And then the school and NBC agreed on what was then a revolutionary television contract, a pact that has stayed intact now for nearly 20 years. No single team in any sport at any level enjoys such coverage at the national network level. To me, that just felt far too corporate for 1991. If I was to continue following Notre Dame football, I'd end up needing many showers.

But then the Irish football program fell back toward mediocrity, and suddenly for many it was no longer a guilty pleasure to enjoy Notre Dame football again. Only it was difficult to do so after Lou Holtz left.

Again, having thrown my full support behind Ohio State football, I cheered for the Buckeyes as they swept a home-and-home series against the Irish in the mid-1990s. I felt a little guilty, just a few years after my dad's death, rooting against Notre Dame, but if I recall, he took me to more Ohio State games as a kid than Notre Dame games, so it made sense for this Ohio native to follow the Bucks, right?


Anyway, these days, I have very little interest in Notre Dame football, but it's hard to discount the history and the tradition here in South Bend. Few schools can match it. And I hope to capture some of it in my remaining days here on this tour.

The recent Brady Quinn teams sure were fun to watch, especially when the 2005 edition lost to Ohio State in the Fiesta Bowl.

But I will say that a good team in South Bend is good for the sport. Those old ghosts that used to affect games in such a way that visiting teams suspected lopsided officiating always make for good conversation.

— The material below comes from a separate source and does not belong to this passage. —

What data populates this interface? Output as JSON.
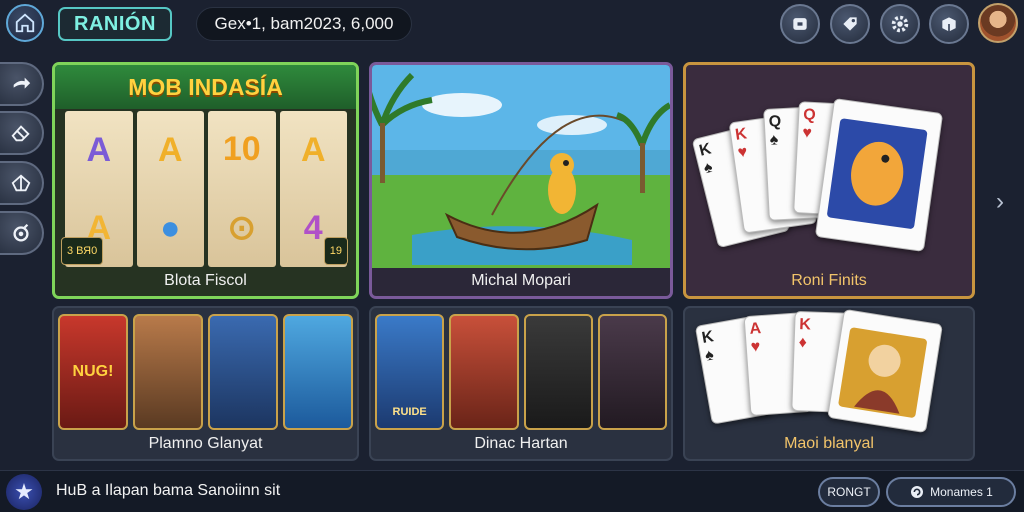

I never know why people hate players or teams or coaches so fiercely, but Notre Dame football always has had plenty of critics, long in the fan arena and perhaps the press box, and of course in more recent times the mostly faceless blogosphere. But once people do away with the vitriol and allow themselves to have an objective conversation, I think they'll agree that a good Notre Dame team only makes a college football season even more exciting and intriguing.